Below is a set of records; restate each one word for word.

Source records
• • • • •

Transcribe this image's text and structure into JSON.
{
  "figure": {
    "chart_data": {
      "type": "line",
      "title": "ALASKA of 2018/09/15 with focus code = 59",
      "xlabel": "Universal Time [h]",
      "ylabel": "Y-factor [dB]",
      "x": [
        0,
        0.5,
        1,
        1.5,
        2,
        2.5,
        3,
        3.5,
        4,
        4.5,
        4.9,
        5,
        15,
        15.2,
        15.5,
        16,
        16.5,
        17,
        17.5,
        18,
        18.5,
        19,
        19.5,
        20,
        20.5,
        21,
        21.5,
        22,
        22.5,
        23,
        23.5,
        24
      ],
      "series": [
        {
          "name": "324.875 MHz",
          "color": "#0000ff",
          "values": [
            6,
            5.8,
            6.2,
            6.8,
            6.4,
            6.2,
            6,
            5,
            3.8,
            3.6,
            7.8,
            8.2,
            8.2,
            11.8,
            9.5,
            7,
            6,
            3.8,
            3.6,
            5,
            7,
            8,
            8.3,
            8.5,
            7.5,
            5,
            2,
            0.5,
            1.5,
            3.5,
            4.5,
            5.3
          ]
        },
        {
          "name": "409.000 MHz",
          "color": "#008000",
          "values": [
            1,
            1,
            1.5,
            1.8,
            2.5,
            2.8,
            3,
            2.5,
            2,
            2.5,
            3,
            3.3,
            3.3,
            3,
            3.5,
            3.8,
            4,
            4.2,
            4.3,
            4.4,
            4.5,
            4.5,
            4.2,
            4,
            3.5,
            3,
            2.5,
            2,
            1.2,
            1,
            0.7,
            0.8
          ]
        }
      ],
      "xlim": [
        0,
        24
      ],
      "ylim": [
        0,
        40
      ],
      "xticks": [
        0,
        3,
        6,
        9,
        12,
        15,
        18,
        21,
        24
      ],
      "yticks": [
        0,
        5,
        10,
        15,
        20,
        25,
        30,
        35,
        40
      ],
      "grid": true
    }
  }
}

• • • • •

Answer section:
Transcribe this image's text and structure into JSON.
{
  "figure": {
    "chart_data": {
      "type": "line",
      "title": "ALASKA of 2018/09/15 with focus code = 59",
      "xlabel": "Universal Time [h]",
      "ylabel": "Y-factor [dB]",
      "x": [
        0,
        0.5,
        1,
        1.5,
        2,
        2.5,
        3,
        3.5,
        4,
        4.5,
        4.9,
        5,
        15,
        15.2,
        15.5,
        16,
        16.5,
        17,
        17.5,
        18,
        18.5,
        19,
        19.5,
        20,
        20.5,
        21,
        21.5,
        22,
        22.5,
        23,
        23.5,
        24
      ],
      "series": [
        {
          "name": "324.875 MHz",
          "color": "#0000ff",
          "values": [
            6,
            5.8,
            6.2,
            6.8,
            6.4,
            6.2,
            6,
            5,
            3.8,
            3.6,
            7.8,
            8.2,
            8.2,
            11.8,
            9.5,
            7,
            6,
            3.8,
            3.6,
            5,
            7,
            8,
            8.3,
            8.5,
            7.5,
            5,
            2,
            0.5,
            1.5,
            3.5,
            4.5,
            5.3
          ]
        },
        {
          "name": "409.000 MHz",
          "color": "#008000",
          "values": [
            1,
            1,
            1.5,
            1.8,
            2.5,
            2.8,
            3,
            2.5,
            2,
            2.5,
            3,
            3.3,
            3.3,
            3,
            3.5,
            3.8,
            4,
            4.2,
            4.3,
            4.4,
            4.5,
            4.5,
            4.2,
            4,
            3.5,
            3,
            2.5,
            2,
            1.2,
            1,
            0.7,
            0.8
          ]
        }
      ],
      "xlim": [
        0,
        24
      ],
      "ylim": [
        0,
        40
      ],
      "xticks": [
        0,
        3,
        6,
        9,
        12,
        15,
        18,
        21,
        24
      ],
      "yticks": [
        0,
        5,
        10,
        15,
        20,
        25,
        30,
        35,
        40
      ],
      "grid": true
    }
  }
}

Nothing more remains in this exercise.